We applaud the faculty of St. Olaf College for taking this stance against an amendment that hurts real Minnesota families all across the state. Each time a city, faculty, business or community of faith speaks out against this amendment it sparks conversations all across the state about what marriage means and who should have the freedom to participate in it. We are proud to see more and more Minnesotans say that they will treat all people the way they want to be treated, instead of singling out same-sex couples and excluding them from the freedom to marry. The momentum from every corner of the state is palpable, and we welcome the faculty of St. Olaf College to the growing number of Minnesotans who are standing up to say No to this freedom-limiting amendment.
Vote No Support
Members of the St. Olaf community aren't the only ones publicly opposing the amendment.
Late last week, a group of alumni from also started a petition about the issue. Unlike the St. Olaf Votes No! petition, which is for general opposition to the proposed amendment, the one started by Carleton alumni urges the school to publicly oppose the proposed marriage amendment.
That petition has collected about 300 signatures. There's also a Facebook group called Carleton Alumni for Marriage Equality supporting the effort.
In June, more than at Carleton's in support of , an effort to defeat the proposed amendment.
Eric Sieger, director of media relations for Carleton, told Patch " the personal choices and commitments of every member of the Carleton family ... (but) we do not take political stances on social issues that do not involve our core educational mission."
The faculty vote and petitions come on the heels of Augsburg College last week publicly opposing the marriage amendment.

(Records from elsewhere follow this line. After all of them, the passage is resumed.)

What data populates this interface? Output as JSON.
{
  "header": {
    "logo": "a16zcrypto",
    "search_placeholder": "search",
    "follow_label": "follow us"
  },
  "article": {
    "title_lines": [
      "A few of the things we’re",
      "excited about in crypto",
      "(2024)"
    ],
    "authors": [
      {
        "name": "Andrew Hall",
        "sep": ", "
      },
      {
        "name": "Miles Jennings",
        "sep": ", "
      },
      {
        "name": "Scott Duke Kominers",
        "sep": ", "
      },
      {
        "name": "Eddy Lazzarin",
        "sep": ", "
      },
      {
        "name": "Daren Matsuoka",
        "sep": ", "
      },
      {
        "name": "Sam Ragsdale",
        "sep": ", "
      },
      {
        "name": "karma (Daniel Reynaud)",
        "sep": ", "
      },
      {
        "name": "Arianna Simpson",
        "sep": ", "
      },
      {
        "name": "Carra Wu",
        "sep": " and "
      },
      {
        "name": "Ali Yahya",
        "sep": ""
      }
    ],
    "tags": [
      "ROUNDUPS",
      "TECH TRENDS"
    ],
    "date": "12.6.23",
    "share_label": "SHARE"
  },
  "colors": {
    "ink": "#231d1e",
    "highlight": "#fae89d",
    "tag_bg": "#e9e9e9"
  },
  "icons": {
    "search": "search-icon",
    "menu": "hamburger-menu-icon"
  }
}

Augsburg College, a private Minneapolis liberal arts college associated with the ELCA, was the second higher educational institution in Minnesota to publicly oppose the marriage amendment, according to Minnesotans United for All Families. The school, which has an enrollment of 4,000 students, joined Capella University, which publicly opposed the amendment last month.